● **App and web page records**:
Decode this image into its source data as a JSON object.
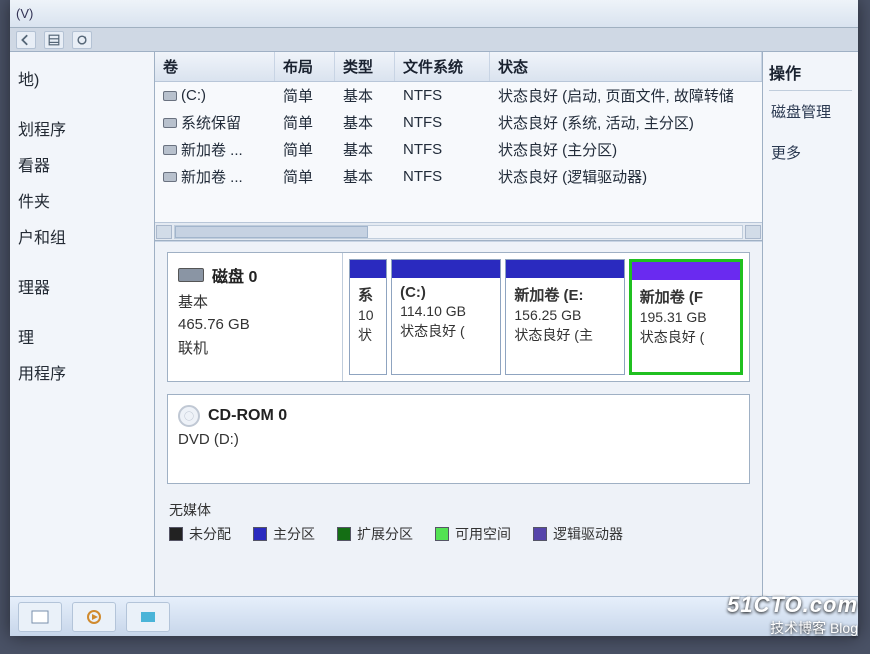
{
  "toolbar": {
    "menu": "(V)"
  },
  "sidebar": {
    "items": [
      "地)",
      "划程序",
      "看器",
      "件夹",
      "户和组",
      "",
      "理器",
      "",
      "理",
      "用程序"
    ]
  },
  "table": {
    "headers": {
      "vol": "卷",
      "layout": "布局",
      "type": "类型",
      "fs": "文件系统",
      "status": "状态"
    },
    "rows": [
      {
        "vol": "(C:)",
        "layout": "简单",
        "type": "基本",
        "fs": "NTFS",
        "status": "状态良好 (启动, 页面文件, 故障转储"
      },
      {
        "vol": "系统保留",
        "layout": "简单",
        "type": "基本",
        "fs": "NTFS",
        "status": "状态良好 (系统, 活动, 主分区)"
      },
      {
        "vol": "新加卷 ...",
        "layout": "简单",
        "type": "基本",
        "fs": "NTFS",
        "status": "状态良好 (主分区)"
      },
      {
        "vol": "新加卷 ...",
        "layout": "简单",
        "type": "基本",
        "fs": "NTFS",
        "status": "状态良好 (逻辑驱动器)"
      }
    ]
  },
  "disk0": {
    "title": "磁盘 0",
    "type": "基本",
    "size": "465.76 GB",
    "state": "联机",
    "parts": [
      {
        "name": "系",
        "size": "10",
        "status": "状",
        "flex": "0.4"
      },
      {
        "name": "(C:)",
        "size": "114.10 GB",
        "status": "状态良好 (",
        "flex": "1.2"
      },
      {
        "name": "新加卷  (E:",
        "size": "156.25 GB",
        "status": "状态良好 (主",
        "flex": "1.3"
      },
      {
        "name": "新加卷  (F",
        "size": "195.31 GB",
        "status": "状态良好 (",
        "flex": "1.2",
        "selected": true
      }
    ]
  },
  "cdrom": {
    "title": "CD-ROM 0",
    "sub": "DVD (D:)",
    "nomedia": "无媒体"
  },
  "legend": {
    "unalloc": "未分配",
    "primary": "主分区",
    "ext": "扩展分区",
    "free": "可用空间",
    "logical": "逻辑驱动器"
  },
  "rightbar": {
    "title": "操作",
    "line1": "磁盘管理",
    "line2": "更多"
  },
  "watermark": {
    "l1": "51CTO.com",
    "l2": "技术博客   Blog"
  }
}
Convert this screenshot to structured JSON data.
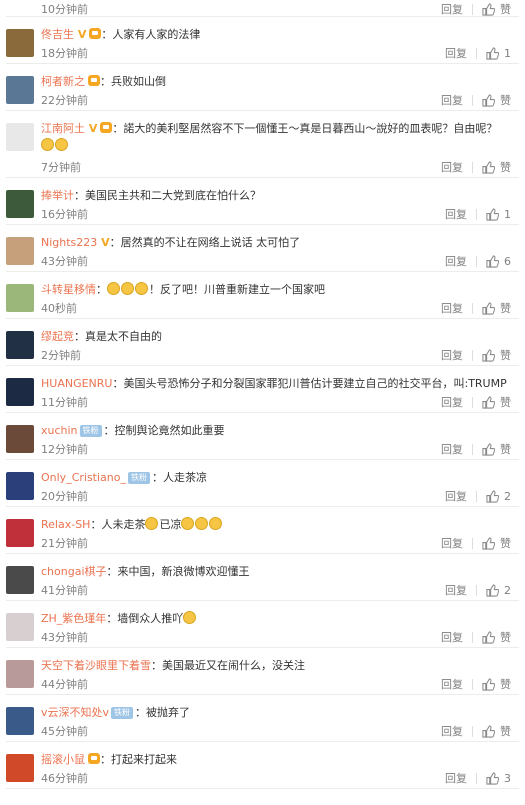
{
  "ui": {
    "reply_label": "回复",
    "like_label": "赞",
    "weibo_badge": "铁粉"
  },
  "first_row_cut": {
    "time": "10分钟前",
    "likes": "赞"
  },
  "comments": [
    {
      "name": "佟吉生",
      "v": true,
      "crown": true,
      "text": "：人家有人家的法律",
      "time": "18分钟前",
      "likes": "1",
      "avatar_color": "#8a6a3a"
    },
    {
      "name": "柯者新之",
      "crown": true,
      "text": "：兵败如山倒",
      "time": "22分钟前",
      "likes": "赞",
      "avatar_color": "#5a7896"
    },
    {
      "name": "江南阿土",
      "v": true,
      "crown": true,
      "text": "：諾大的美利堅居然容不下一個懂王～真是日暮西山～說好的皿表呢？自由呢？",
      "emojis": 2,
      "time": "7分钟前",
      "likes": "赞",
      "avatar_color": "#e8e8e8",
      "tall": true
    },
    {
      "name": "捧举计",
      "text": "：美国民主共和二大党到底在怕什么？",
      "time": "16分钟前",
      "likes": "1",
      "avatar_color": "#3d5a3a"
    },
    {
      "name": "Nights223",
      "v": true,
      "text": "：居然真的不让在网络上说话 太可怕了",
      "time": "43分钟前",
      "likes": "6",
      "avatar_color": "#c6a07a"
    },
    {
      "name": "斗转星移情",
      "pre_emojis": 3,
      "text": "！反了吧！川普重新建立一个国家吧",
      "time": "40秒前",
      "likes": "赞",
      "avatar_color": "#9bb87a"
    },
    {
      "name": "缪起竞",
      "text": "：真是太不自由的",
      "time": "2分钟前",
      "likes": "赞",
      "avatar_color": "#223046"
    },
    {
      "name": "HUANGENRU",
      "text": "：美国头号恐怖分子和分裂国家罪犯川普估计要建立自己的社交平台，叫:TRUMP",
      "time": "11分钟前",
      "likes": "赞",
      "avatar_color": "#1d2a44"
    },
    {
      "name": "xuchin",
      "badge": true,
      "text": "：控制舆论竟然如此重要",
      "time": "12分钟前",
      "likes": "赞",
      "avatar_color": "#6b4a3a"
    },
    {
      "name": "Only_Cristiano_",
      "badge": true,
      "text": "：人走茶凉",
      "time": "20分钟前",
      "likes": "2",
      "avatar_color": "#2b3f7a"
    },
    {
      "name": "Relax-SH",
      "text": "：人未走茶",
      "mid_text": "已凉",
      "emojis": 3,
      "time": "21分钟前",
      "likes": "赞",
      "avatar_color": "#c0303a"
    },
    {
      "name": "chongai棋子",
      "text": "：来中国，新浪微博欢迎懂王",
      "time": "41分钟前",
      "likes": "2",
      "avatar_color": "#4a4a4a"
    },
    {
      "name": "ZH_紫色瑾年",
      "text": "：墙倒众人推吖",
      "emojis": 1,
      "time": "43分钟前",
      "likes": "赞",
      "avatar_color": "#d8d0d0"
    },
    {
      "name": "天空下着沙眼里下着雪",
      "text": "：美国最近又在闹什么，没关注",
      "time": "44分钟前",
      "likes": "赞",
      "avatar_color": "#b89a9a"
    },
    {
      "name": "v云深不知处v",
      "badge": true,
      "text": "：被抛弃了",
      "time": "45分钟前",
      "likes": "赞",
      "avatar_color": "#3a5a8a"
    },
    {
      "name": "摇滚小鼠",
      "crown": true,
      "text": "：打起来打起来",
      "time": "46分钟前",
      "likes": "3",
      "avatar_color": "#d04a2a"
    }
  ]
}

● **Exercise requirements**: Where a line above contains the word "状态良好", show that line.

● **Answer**:
        "status": "状态良好 (启动, 页面文件, 故障转储"
        "status": "状态良好 (系统, 活动, 主分区)"
        "status": "状态良好 (主分区)"
        "status": "状态良好 (逻辑驱动器)"
        "status": "状态良好 (",
        "status": "状态良好 (主",
        "status": "状态良好 (",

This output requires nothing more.